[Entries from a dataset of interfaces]
──────────

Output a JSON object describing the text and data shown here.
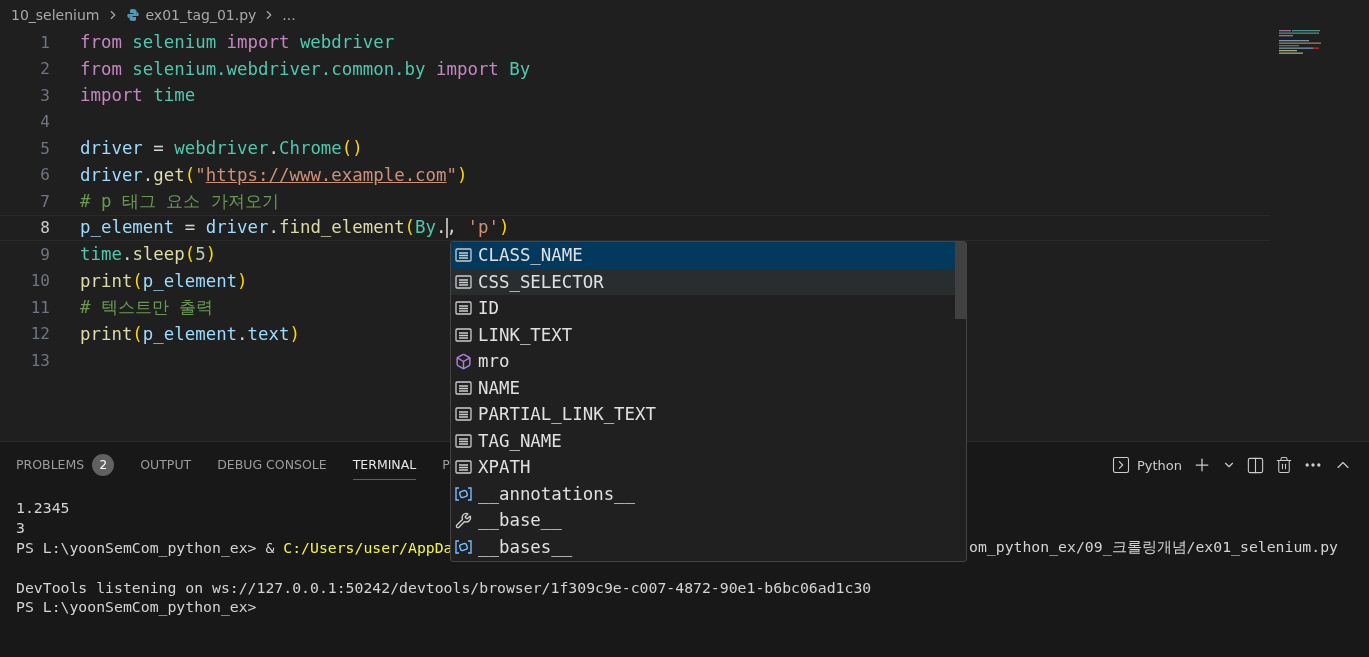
{
  "breadcrumbs": [
    {
      "label": "10_selenium",
      "kind": "folder"
    },
    {
      "label": "ex01_tag_01.py",
      "kind": "python"
    },
    {
      "label": "...",
      "kind": "more"
    }
  ],
  "code_lines": [
    {
      "number": "1",
      "current": false,
      "tokens": [
        {
          "text": "from",
          "kind": "keyword"
        },
        {
          "text": " selenium ",
          "kind": "module"
        },
        {
          "text": "import",
          "kind": "keyword"
        },
        {
          "text": " webdriver",
          "kind": "module"
        }
      ]
    },
    {
      "number": "2",
      "current": false,
      "tokens": [
        {
          "text": "from",
          "kind": "keyword"
        },
        {
          "text": " selenium.webdriver.common.by ",
          "kind": "module"
        },
        {
          "text": "import",
          "kind": "keyword"
        },
        {
          "text": " By",
          "kind": "module"
        }
      ]
    },
    {
      "number": "3",
      "current": false,
      "tokens": [
        {
          "text": "import",
          "kind": "keyword"
        },
        {
          "text": " time",
          "kind": "module"
        }
      ]
    },
    {
      "number": "4",
      "current": false
    },
    {
      "number": "5",
      "current": false,
      "tokens": [
        {
          "text": "driver",
          "kind": "variable"
        },
        {
          "text": " = ",
          "kind": "plain"
        },
        {
          "text": "webdriver",
          "kind": "module"
        },
        {
          "text": ".",
          "kind": "plain"
        },
        {
          "text": "Chrome",
          "kind": "module"
        },
        {
          "text": "()",
          "kind": "bracket"
        }
      ]
    },
    {
      "number": "6",
      "current": false,
      "tokens": [
        {
          "text": "driver",
          "kind": "variable"
        },
        {
          "text": ".",
          "kind": "plain"
        },
        {
          "text": "get",
          "kind": "function"
        },
        {
          "text": "(",
          "kind": "bracket"
        },
        {
          "text": "\"",
          "kind": "string"
        },
        {
          "text": "https://www.example.com",
          "kind": "link"
        },
        {
          "text": "\"",
          "kind": "string"
        },
        {
          "text": ")",
          "kind": "bracket"
        }
      ]
    },
    {
      "number": "7",
      "current": false,
      "tokens": [
        {
          "text": "# p 태그 요소 가져오기",
          "kind": "comment"
        }
      ]
    },
    {
      "number": "8",
      "current": true,
      "tokens": [
        {
          "text": "p_element",
          "kind": "variable"
        },
        {
          "text": " = ",
          "kind": "plain"
        },
        {
          "text": "driver",
          "kind": "variable"
        },
        {
          "text": ".",
          "kind": "plain"
        },
        {
          "text": "find_element",
          "kind": "function"
        },
        {
          "text": "(",
          "kind": "bracket"
        },
        {
          "text": "By",
          "kind": "module"
        },
        {
          "text": ".",
          "kind": "plain",
          "cursor": true
        },
        {
          "text": ", ",
          "kind": "plain"
        },
        {
          "text": "'p'",
          "kind": "string"
        },
        {
          "text": ")",
          "kind": "bracket"
        }
      ]
    },
    {
      "number": "9",
      "current": false,
      "tokens": [
        {
          "text": "time",
          "kind": "module"
        },
        {
          "text": ".",
          "kind": "plain"
        },
        {
          "text": "sleep",
          "kind": "function"
        },
        {
          "text": "(",
          "kind": "bracket"
        },
        {
          "text": "5",
          "kind": "number"
        },
        {
          "text": ")",
          "kind": "bracket"
        }
      ]
    },
    {
      "number": "10",
      "current": false,
      "tokens": [
        {
          "text": "print",
          "kind": "function"
        },
        {
          "text": "(",
          "kind": "bracket"
        },
        {
          "text": "p_element",
          "kind": "variable"
        },
        {
          "text": ")",
          "kind": "bracket"
        }
      ]
    },
    {
      "number": "11",
      "current": false,
      "tokens": [
        {
          "text": "# 텍스트만 출력",
          "kind": "comment"
        }
      ]
    },
    {
      "number": "12",
      "current": false,
      "tokens": [
        {
          "text": "print",
          "kind": "function"
        },
        {
          "text": "(",
          "kind": "bracket"
        },
        {
          "text": "p_element",
          "kind": "variable"
        },
        {
          "text": ".",
          "kind": "plain"
        },
        {
          "text": "text",
          "kind": "variable"
        },
        {
          "text": ")",
          "kind": "bracket"
        }
      ]
    },
    {
      "number": "13",
      "current": false
    }
  ],
  "suggestions": [
    {
      "label": "CLASS_NAME",
      "kind": "field",
      "selected": true,
      "hovered": false
    },
    {
      "label": "CSS_SELECTOR",
      "kind": "field",
      "selected": false,
      "hovered": true
    },
    {
      "label": "ID",
      "kind": "field",
      "selected": false,
      "hovered": false
    },
    {
      "label": "LINK_TEXT",
      "kind": "field",
      "selected": false,
      "hovered": false
    },
    {
      "label": "mro",
      "kind": "class",
      "selected": false,
      "hovered": false
    },
    {
      "label": "NAME",
      "kind": "field",
      "selected": false,
      "hovered": false
    },
    {
      "label": "PARTIAL_LINK_TEXT",
      "kind": "field",
      "selected": false,
      "hovered": false
    },
    {
      "label": "TAG_NAME",
      "kind": "field",
      "selected": false,
      "hovered": false
    },
    {
      "label": "XPATH",
      "kind": "field",
      "selected": false,
      "hovered": false
    },
    {
      "label": "__annotations__",
      "kind": "variable",
      "selected": false,
      "hovered": false
    },
    {
      "label": "__base__",
      "kind": "property",
      "selected": false,
      "hovered": false
    },
    {
      "label": "__bases__",
      "kind": "variable",
      "selected": false,
      "hovered": false
    }
  ],
  "panel": {
    "tabs": [
      {
        "label": "PROBLEMS",
        "badge": "2",
        "selected": false
      },
      {
        "label": "OUTPUT",
        "selected": false
      },
      {
        "label": "DEBUG CONSOLE",
        "selected": false
      },
      {
        "label": "TERMINAL",
        "selected": true
      },
      {
        "label": "P",
        "selected": false
      }
    ],
    "terminal_profile": "Python",
    "terminal_lines": [
      {
        "kind": "output",
        "left": [
          {
            "text": "1.2345",
            "kind": "plain"
          }
        ]
      },
      {
        "kind": "output",
        "left": [
          {
            "text": "3",
            "kind": "plain"
          }
        ]
      },
      {
        "kind": "output",
        "left": [
          {
            "text": "PS L:\\yoonSemCom_python_ex> & ",
            "kind": "plain"
          },
          {
            "text": "C:/Users/user/AppDa",
            "kind": "path"
          }
        ],
        "right": [
          {
            "text": "om_python_ex/09_크롤링개념/ex01_selenium.py",
            "kind": "plain"
          }
        ]
      },
      {
        "kind": "blank"
      },
      {
        "kind": "output",
        "left": [
          {
            "text": "DevTools listening on ws://127.0.0.1:50242/devtools/browser/1f309c9e-c007-4872-90e1-b6bc06ad1c30",
            "kind": "plain"
          }
        ]
      },
      {
        "kind": "output",
        "left": [
          {
            "text": "PS L:\\yoonSemCom_python_ex>",
            "kind": "plain"
          }
        ]
      }
    ]
  }
}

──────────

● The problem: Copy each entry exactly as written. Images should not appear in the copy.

● Exercise answer:
Output a JSON object describing the text and data shown here.
{
  "breadcrumbs": [
    {
      "label": "10_selenium",
      "kind": "folder"
    },
    {
      "label": "ex01_tag_01.py",
      "kind": "python"
    },
    {
      "label": "...",
      "kind": "more"
    }
  ],
  "code_lines": [
    {
      "number": "1",
      "current": false,
      "tokens": [
        {
          "text": "from",
          "kind": "keyword"
        },
        {
          "text": " selenium ",
          "kind": "module"
        },
        {
          "text": "import",
          "kind": "keyword"
        },
        {
          "text": " webdriver",
          "kind": "module"
        }
      ]
    },
    {
      "number": "2",
      "current": false,
      "tokens": [
        {
          "text": "from",
          "kind": "keyword"
        },
        {
          "text": " selenium.webdriver.common.by ",
          "kind": "module"
        },
        {
          "text": "import",
          "kind": "keyword"
        },
        {
          "text": " By",
          "kind": "module"
        }
      ]
    },
    {
      "number": "3",
      "current": false,
      "tokens": [
        {
          "text": "import",
          "kind": "keyword"
        },
        {
          "text": " time",
          "kind": "module"
        }
      ]
    },
    {
      "number": "4",
      "current": false
    },
    {
      "number": "5",
      "current": false,
      "tokens": [
        {
          "text": "driver",
          "kind": "variable"
        },
        {
          "text": " = ",
          "kind": "plain"
        },
        {
          "text": "webdriver",
          "kind": "module"
        },
        {
          "text": ".",
          "kind": "plain"
        },
        {
          "text": "Chrome",
          "kind": "module"
        },
        {
          "text": "()",
          "kind": "bracket"
        }
      ]
    },
    {
      "number": "6",
      "current": false,
      "tokens": [
        {
          "text": "driver",
          "kind": "variable"
        },
        {
          "text": ".",
          "kind": "plain"
        },
        {
          "text": "get",
          "kind": "function"
        },
        {
          "text": "(",
          "kind": "bracket"
        },
        {
          "text": "\"",
          "kind": "string"
        },
        {
          "text": "https://www.example.com",
          "kind": "link"
        },
        {
          "text": "\"",
          "kind": "string"
        },
        {
          "text": ")",
          "kind": "bracket"
        }
      ]
    },
    {
      "number": "7",
      "current": false,
      "tokens": [
        {
          "text": "# p 태그 요소 가져오기",
          "kind": "comment"
        }
      ]
    },
    {
      "number": "8",
      "current": true,
      "tokens": [
        {
          "text": "p_element",
          "kind": "variable"
        },
        {
          "text": " = ",
          "kind": "plain"
        },
        {
          "text": "driver",
          "kind": "variable"
        },
        {
          "text": ".",
          "kind": "plain"
        },
        {
          "text": "find_element",
          "kind": "function"
        },
        {
          "text": "(",
          "kind": "bracket"
        },
        {
          "text": "By",
          "kind": "module"
        },
        {
          "text": ".",
          "kind": "plain",
          "cursor": true
        },
        {
          "text": ", ",
          "kind": "plain"
        },
        {
          "text": "'p'",
          "kind": "string"
        },
        {
          "text": ")",
          "kind": "bracket"
        }
      ]
    },
    {
      "number": "9",
      "current": false,
      "tokens": [
        {
          "text": "time",
          "kind": "module"
        },
        {
          "text": ".",
          "kind": "plain"
        },
        {
          "text": "sleep",
          "kind": "function"
        },
        {
          "text": "(",
          "kind": "bracket"
        },
        {
          "text": "5",
          "kind": "number"
        },
        {
          "text": ")",
          "kind": "bracket"
        }
      ]
    },
    {
      "number": "10",
      "current": false,
      "tokens": [
        {
          "text": "print",
          "kind": "function"
        },
        {
          "text": "(",
          "kind": "bracket"
        },
        {
          "text": "p_element",
          "kind": "variable"
        },
        {
          "text": ")",
          "kind": "bracket"
        }
      ]
    },
    {
      "number": "11",
      "current": false,
      "tokens": [
        {
          "text": "# 텍스트만 출력",
          "kind": "comment"
        }
      ]
    },
    {
      "number": "12",
      "current": false,
      "tokens": [
        {
          "text": "print",
          "kind": "function"
        },
        {
          "text": "(",
          "kind": "bracket"
        },
        {
          "text": "p_element",
          "kind": "variable"
        },
        {
          "text": ".",
          "kind": "plain"
        },
        {
          "text": "text",
          "kind": "variable"
        },
        {
          "text": ")",
          "kind": "bracket"
        }
      ]
    },
    {
      "number": "13",
      "current": false
    }
  ],
  "suggestions": [
    {
      "label": "CLASS_NAME",
      "kind": "field",
      "selected": true,
      "hovered": false
    },
    {
      "label": "CSS_SELECTOR",
      "kind": "field",
      "selected": false,
      "hovered": true
    },
    {
      "label": "ID",
      "kind": "field",
      "selected": false,
      "hovered": false
    },
    {
      "label": "LINK_TEXT",
      "kind": "field",
      "selected": false,
      "hovered": false
    },
    {
      "label": "mro",
      "kind": "class",
      "selected": false,
      "hovered": false
    },
    {
      "label": "NAME",
      "kind": "field",
      "selected": false,
      "hovered": false
    },
    {
      "label": "PARTIAL_LINK_TEXT",
      "kind": "field",
      "selected": false,
      "hovered": false
    },
    {
      "label": "TAG_NAME",
      "kind": "field",
      "selected": false,
      "hovered": false
    },
    {
      "label": "XPATH",
      "kind": "field",
      "selected": false,
      "hovered": false
    },
    {
      "label": "__annotations__",
      "kind": "variable",
      "selected": false,
      "hovered": false
    },
    {
      "label": "__base__",
      "kind": "property",
      "selected": false,
      "hovered": false
    },
    {
      "label": "__bases__",
      "kind": "variable",
      "selected": false,
      "hovered": false
    }
  ],
  "panel": {
    "tabs": [
      {
        "label": "PROBLEMS",
        "badge": "2",
        "selected": false
      },
      {
        "label": "OUTPUT",
        "selected": false
      },
      {
        "label": "DEBUG CONSOLE",
        "selected": false
      },
      {
        "label": "TERMINAL",
        "selected": true
      },
      {
        "label": "P",
        "selected": false
      }
    ],
    "terminal_profile": "Python",
    "terminal_lines": [
      {
        "kind": "output",
        "left": [
          {
            "text": "1.2345",
            "kind": "plain"
          }
        ]
      },
      {
        "kind": "output",
        "left": [
          {
            "text": "3",
            "kind": "plain"
          }
        ]
      },
      {
        "kind": "output",
        "left": [
          {
            "text": "PS L:\\yoonSemCom_python_ex> & ",
            "kind": "plain"
          },
          {
            "text": "C:/Users/user/AppDa",
            "kind": "path"
          }
        ],
        "right": [
          {
            "text": "om_python_ex/09_크롤링개념/ex01_selenium.py",
            "kind": "plain"
          }
        ]
      },
      {
        "kind": "blank"
      },
      {
        "kind": "output",
        "left": [
          {
            "text": "DevTools listening on ws://127.0.0.1:50242/devtools/browser/1f309c9e-c007-4872-90e1-b6bc06ad1c30",
            "kind": "plain"
          }
        ]
      },
      {
        "kind": "output",
        "left": [
          {
            "text": "PS L:\\yoonSemCom_python_ex>",
            "kind": "plain"
          }
        ]
      }
    ]
  }
}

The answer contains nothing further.